▶ [MATERIAL FOR THIS EXERCISE]:

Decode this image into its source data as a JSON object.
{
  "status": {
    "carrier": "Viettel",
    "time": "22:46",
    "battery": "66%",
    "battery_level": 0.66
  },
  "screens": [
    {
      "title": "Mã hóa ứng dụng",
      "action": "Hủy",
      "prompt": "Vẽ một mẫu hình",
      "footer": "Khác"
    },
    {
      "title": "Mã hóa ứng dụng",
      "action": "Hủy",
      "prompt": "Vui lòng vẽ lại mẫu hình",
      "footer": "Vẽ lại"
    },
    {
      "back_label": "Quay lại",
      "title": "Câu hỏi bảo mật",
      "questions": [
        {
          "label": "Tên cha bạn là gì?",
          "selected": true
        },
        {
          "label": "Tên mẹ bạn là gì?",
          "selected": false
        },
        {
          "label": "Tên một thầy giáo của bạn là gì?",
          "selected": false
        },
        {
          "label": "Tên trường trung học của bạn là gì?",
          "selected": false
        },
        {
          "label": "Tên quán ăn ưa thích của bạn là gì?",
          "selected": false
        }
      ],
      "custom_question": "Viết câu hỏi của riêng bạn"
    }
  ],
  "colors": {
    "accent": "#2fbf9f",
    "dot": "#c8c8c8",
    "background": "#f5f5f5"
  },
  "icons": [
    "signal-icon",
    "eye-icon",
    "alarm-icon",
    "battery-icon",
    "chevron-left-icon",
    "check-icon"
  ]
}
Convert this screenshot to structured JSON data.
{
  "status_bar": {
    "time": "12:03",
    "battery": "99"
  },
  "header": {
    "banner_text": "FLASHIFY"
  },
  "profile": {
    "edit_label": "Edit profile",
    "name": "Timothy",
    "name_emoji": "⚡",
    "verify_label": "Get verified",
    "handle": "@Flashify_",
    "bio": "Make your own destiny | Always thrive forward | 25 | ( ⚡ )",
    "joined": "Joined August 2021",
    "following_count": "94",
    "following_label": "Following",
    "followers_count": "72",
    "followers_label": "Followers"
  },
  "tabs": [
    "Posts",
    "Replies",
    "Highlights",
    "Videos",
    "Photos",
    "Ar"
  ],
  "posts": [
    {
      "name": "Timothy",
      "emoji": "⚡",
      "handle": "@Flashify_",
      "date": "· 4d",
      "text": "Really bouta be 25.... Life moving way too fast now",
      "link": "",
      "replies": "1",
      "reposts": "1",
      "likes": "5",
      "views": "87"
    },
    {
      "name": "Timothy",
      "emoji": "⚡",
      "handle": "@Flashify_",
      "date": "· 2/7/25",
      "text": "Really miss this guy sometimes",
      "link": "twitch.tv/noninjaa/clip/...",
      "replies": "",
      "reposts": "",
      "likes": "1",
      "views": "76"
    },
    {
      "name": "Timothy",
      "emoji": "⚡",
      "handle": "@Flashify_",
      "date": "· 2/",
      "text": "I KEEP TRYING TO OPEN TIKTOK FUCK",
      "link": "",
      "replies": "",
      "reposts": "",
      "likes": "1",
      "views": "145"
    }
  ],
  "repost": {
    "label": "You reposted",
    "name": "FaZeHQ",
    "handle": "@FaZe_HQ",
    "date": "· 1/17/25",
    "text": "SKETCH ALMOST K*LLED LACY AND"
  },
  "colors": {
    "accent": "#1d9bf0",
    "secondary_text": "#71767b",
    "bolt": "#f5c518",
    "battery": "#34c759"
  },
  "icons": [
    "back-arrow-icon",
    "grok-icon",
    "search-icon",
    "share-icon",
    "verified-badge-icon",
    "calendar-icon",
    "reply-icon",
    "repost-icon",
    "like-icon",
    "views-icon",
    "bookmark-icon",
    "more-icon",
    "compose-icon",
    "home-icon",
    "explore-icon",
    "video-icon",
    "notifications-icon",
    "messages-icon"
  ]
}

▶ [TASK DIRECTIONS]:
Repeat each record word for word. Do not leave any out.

▶ [SOLUTION TO THE EXERCISE]:
Decode this image into its source data as a JSON object.
{
  "status": {
    "carrier": "Viettel",
    "time": "22:46",
    "battery": "66%",
    "battery_level": 0.66
  },
  "screens": [
    {
      "title": "Mã hóa ứng dụng",
      "action": "Hủy",
      "prompt": "Vẽ một mẫu hình",
      "footer": "Khác"
    },
    {
      "title": "Mã hóa ứng dụng",
      "action": "Hủy",
      "prompt": "Vui lòng vẽ lại mẫu hình",
      "footer": "Vẽ lại"
    },
    {
      "back_label": "Quay lại",
      "title": "Câu hỏi bảo mật",
      "questions": [
        {
          "label": "Tên cha bạn là gì?",
          "selected": true
        },
        {
          "label": "Tên mẹ bạn là gì?",
          "selected": false
        },
        {
          "label": "Tên một thầy giáo của bạn là gì?",
          "selected": false
        },
        {
          "label": "Tên trường trung học của bạn là gì?",
          "selected": false
        },
        {
          "label": "Tên quán ăn ưa thích của bạn là gì?",
          "selected": false
        }
      ],
      "custom_question": "Viết câu hỏi của riêng bạn"
    }
  ],
  "colors": {
    "accent": "#2fbf9f",
    "dot": "#c8c8c8",
    "background": "#f5f5f5"
  },
  "icons": [
    "signal-icon",
    "eye-icon",
    "alarm-icon",
    "battery-icon",
    "chevron-left-icon",
    "check-icon"
  ]
}
Convert this screenshot to structured JSON data.
{
  "status_bar": {
    "time": "12:03",
    "battery": "99"
  },
  "header": {
    "banner_text": "FLASHIFY"
  },
  "profile": {
    "edit_label": "Edit profile",
    "name": "Timothy",
    "name_emoji": "⚡",
    "verify_label": "Get verified",
    "handle": "@Flashify_",
    "bio": "Make your own destiny | Always thrive forward | 25 | ( ⚡ )",
    "joined": "Joined August 2021",
    "following_count": "94",
    "following_label": "Following",
    "followers_count": "72",
    "followers_label": "Followers"
  },
  "tabs": [
    "Posts",
    "Replies",
    "Highlights",
    "Videos",
    "Photos",
    "Ar"
  ],
  "posts": [
    {
      "name": "Timothy",
      "emoji": "⚡",
      "handle": "@Flashify_",
      "date": "· 4d",
      "text": "Really bouta be 25.... Life moving way too fast now",
      "link": "",
      "replies": "1",
      "reposts": "1",
      "likes": "5",
      "views": "87"
    },
    {
      "name": "Timothy",
      "emoji": "⚡",
      "handle": "@Flashify_",
      "date": "· 2/7/25",
      "text": "Really miss this guy sometimes",
      "link": "twitch.tv/noninjaa/clip/...",
      "replies": "",
      "reposts": "",
      "likes": "1",
      "views": "76"
    },
    {
      "name": "Timothy",
      "emoji": "⚡",
      "handle": "@Flashify_",
      "date": "· 2/",
      "text": "I KEEP TRYING TO OPEN TIKTOK FUCK",
      "link": "",
      "replies": "",
      "reposts": "",
      "likes": "1",
      "views": "145"
    }
  ],
  "repost": {
    "label": "You reposted",
    "name": "FaZeHQ",
    "handle": "@FaZe_HQ",
    "date": "· 1/17/25",
    "text": "SKETCH ALMOST K*LLED LACY AND"
  },
  "colors": {
    "accent": "#1d9bf0",
    "secondary_text": "#71767b",
    "bolt": "#f5c518",
    "battery": "#34c759"
  },
  "icons": [
    "back-arrow-icon",
    "grok-icon",
    "search-icon",
    "share-icon",
    "verified-badge-icon",
    "calendar-icon",
    "reply-icon",
    "repost-icon",
    "like-icon",
    "views-icon",
    "bookmark-icon",
    "more-icon",
    "compose-icon",
    "home-icon",
    "explore-icon",
    "video-icon",
    "notifications-icon",
    "messages-icon"
  ]
}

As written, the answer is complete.